▶ WORK INSTRUCTIONS
Exact repetition is required: output every record in full.

*** Opening of INFORMATION PROVIDED ***

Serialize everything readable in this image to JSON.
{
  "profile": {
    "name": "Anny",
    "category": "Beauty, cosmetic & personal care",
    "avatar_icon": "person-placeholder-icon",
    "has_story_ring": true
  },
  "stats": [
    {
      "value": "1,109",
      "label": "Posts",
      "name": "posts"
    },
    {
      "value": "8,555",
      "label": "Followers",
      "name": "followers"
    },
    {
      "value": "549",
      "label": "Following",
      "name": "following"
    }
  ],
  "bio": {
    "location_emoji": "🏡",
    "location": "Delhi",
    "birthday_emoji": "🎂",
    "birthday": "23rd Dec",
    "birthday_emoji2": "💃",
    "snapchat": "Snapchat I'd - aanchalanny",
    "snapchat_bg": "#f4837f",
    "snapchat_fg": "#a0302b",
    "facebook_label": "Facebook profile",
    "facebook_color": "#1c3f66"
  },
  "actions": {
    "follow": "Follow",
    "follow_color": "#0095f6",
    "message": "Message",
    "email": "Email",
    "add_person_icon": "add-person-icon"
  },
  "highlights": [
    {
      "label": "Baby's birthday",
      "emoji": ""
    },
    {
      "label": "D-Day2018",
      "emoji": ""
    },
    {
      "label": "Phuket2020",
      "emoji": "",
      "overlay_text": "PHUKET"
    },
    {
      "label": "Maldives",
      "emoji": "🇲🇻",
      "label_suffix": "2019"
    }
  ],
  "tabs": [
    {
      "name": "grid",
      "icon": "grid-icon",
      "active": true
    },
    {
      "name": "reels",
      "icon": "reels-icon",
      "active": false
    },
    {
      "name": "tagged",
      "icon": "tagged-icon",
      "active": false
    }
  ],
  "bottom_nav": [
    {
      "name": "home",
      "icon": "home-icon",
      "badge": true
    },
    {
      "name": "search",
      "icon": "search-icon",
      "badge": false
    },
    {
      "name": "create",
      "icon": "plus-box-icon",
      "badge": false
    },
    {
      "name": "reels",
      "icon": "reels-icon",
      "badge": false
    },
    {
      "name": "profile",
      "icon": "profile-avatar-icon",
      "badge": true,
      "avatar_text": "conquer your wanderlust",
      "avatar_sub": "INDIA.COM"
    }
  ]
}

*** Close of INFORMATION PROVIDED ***

▶ OUTPUT BELOW
Serialize everything readable in this image to JSON.
{
  "profile": {
    "name": "Anny",
    "category": "Beauty, cosmetic & personal care",
    "avatar_icon": "person-placeholder-icon",
    "has_story_ring": true
  },
  "stats": [
    {
      "value": "1,109",
      "label": "Posts",
      "name": "posts"
    },
    {
      "value": "8,555",
      "label": "Followers",
      "name": "followers"
    },
    {
      "value": "549",
      "label": "Following",
      "name": "following"
    }
  ],
  "bio": {
    "location_emoji": "🏡",
    "location": "Delhi",
    "birthday_emoji": "🎂",
    "birthday": "23rd Dec",
    "birthday_emoji2": "💃",
    "snapchat": "Snapchat I'd - aanchalanny",
    "snapchat_bg": "#f4837f",
    "snapchat_fg": "#a0302b",
    "facebook_label": "Facebook profile",
    "facebook_color": "#1c3f66"
  },
  "actions": {
    "follow": "Follow",
    "follow_color": "#0095f6",
    "message": "Message",
    "email": "Email",
    "add_person_icon": "add-person-icon"
  },
  "highlights": [
    {
      "label": "Baby's birthday",
      "emoji": ""
    },
    {
      "label": "D-Day2018",
      "emoji": ""
    },
    {
      "label": "Phuket2020",
      "emoji": "",
      "overlay_text": "PHUKET"
    },
    {
      "label": "Maldives",
      "emoji": "🇲🇻",
      "label_suffix": "2019"
    }
  ],
  "tabs": [
    {
      "name": "grid",
      "icon": "grid-icon",
      "active": true
    },
    {
      "name": "reels",
      "icon": "reels-icon",
      "active": false
    },
    {
      "name": "tagged",
      "icon": "tagged-icon",
      "active": false
    }
  ],
  "bottom_nav": [
    {
      "name": "home",
      "icon": "home-icon",
      "badge": true
    },
    {
      "name": "search",
      "icon": "search-icon",
      "badge": false
    },
    {
      "name": "create",
      "icon": "plus-box-icon",
      "badge": false
    },
    {
      "name": "reels",
      "icon": "reels-icon",
      "badge": false
    },
    {
      "name": "profile",
      "icon": "profile-avatar-icon",
      "badge": true,
      "avatar_text": "conquer your wanderlust",
      "avatar_sub": "INDIA.COM"
    }
  ]
}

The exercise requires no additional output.